Apple ordered to pay $85 million to WiLan in patent-infringement case

In a long and drawn-out case over patent infringement, Apple has been ordered to pay $85 million to Canadian company WiLan, as reported by Bloomberg.

The court case has been bouncing around for several years, and this latest ruling comes from the U.S. District Court for the Southern District of California (San Diego). A jury ruled that Apple did infringe patents and will have to fork over a payment to WiLan’s parent organization, Quarterhill Inc.

Although that’s a hefty sum for Apple to pay out, it could have been worse. In 2018, a different jury in the same case ruled that Apple should pay a sum of $145.1 million for damages related to patent infringement.

Apple disagreed with the 2018 court’s decision, saying that the way the damages were calculated was inaccurate. After the previous award was disputed, a judge agreed with Apple that the damages were too high and offered WiLan the option to accept $10 million in damages or go back to court. The case went back to court again, resulting in the $85 million figure.

The specific technology at the center of the lawsuit is two wireless communications patents held by WiLan, one being “a method and apparatus for allocating bandwidth in a broadband wireless communication system” (U.S. patent 8457145), and the other related “to communication systems and to systems and methods for implementing adaptive call admission control” (U.S. patent 8537757).

This comes after a long history of animosity between the two companies. Quarterhill has been mostly unsuccessful in its fight with Apple over the last years, with judges not often convinced that its patents entitled it to compensation from the sales of devices like iPhones. In 2013, Apple was taken to court over another WiLan patent, this one regarding MDA and HSPA wireless communication technologies.

Apple has also been accused of patent infringement by other companies, including a long legal battle with Qualcomm over royalties for the Intel modems used in certain iPhone models. Then there’s a claim from Israeli firm Corephotonics that Apple copied its dual-lens camera technology for the iPhone. On the other hand, Apple has also taken Samsung to court over claims that Samsung copied the iPhone.
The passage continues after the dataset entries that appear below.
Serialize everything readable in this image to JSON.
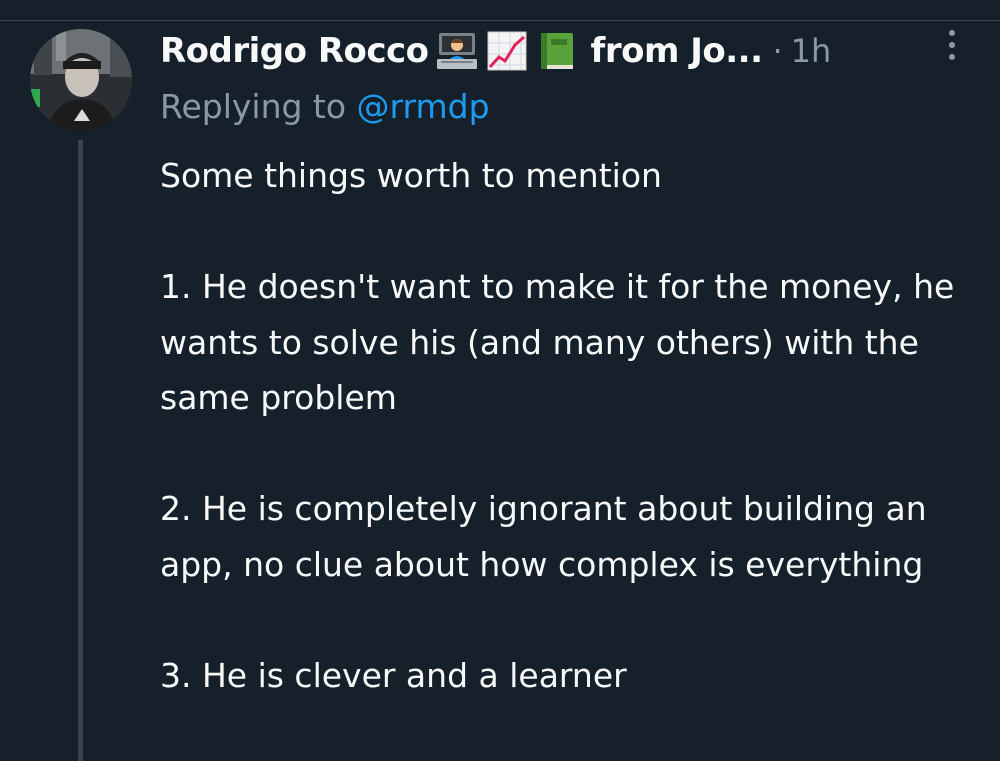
{
  "tweet": {
    "author_name": "Rodrigo Rocco",
    "name_emojis": [
      "technologist-icon",
      "chart-increasing-icon",
      "green-book-icon"
    ],
    "name_suffix": "from Jo...",
    "separator": "·",
    "time": "1h",
    "reply_prefix": "Replying to",
    "reply_handle": "@rrmdp",
    "paragraphs": [
      "Some things worth to mention",
      "1. He doesn't want to make it for the money, he wants to solve his (and many others) with the same problem",
      "2. He is completely ignorant about building an app, no clue about how complex is everything",
      "3. He is clever and a learner"
    ]
  },
  "colors": {
    "background": "#15202b",
    "text": "#f7f9f9",
    "muted": "#8b98a5",
    "link": "#1d9bf0",
    "divider": "#38444d"
  }
}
Apple has not yet announced whether it plans to appeal this latest ruling, although it seems likely it will.

Editors' Recommendations